## Activity
Pull every line with "Favorites" from the data.

##### Data shown #####

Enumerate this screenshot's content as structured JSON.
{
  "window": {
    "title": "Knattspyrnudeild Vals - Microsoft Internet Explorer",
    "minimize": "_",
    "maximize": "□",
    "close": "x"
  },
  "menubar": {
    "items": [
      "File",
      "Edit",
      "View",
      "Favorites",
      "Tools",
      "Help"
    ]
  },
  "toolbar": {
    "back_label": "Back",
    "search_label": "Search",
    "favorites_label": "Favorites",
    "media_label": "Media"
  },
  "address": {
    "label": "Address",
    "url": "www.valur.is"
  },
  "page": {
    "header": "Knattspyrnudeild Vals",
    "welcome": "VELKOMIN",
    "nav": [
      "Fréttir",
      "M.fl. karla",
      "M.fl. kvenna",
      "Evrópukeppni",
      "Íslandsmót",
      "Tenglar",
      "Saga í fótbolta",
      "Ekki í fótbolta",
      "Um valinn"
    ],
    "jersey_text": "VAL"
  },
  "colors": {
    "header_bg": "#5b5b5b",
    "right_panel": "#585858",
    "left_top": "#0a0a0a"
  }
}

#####

## Response to the task
      "Favorites",
    "favorites_label": "Favorites",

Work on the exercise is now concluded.